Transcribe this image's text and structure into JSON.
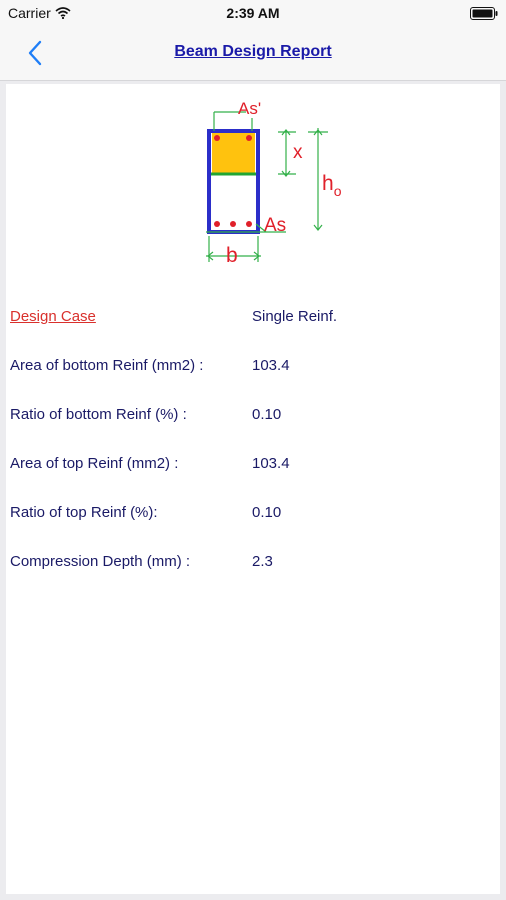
{
  "status_bar": {
    "carrier": "Carrier",
    "time": "2:39 AM"
  },
  "nav": {
    "title": "Beam Design Report"
  },
  "diagram": {
    "top_steel_label": "As'",
    "bottom_steel_label": "As",
    "compression_depth_label": "x",
    "effective_depth_label": "h",
    "effective_depth_sub": "o",
    "width_label": "b"
  },
  "report": {
    "design_case": {
      "label": "Design Case",
      "value": "Single Reinf."
    },
    "rows": [
      {
        "label": "Area of bottom Reinf (mm2) :",
        "value": "103.4"
      },
      {
        "label": "Ratio of bottom Reinf (%) :",
        "value": "0.10"
      },
      {
        "label": "Area of top Reinf (mm2) :",
        "value": "103.4"
      },
      {
        "label": "Ratio of top Reinf (%):",
        "value": "0.10"
      },
      {
        "label": "Compression Depth (mm) :",
        "value": "2.3"
      }
    ]
  },
  "colors": {
    "title": "#1a1aa8",
    "label": "#1a1a66",
    "link": "#d9302c",
    "beam_outline": "#2b2ec9",
    "compression_zone": "#ffc20e",
    "neutral_axis": "#22a533",
    "rebar": "#e0202a",
    "dimension": "#33b04a"
  }
}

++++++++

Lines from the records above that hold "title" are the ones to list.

> Written reply:
    "title": "Beam Design Report"
    "title": "#1a1aa8",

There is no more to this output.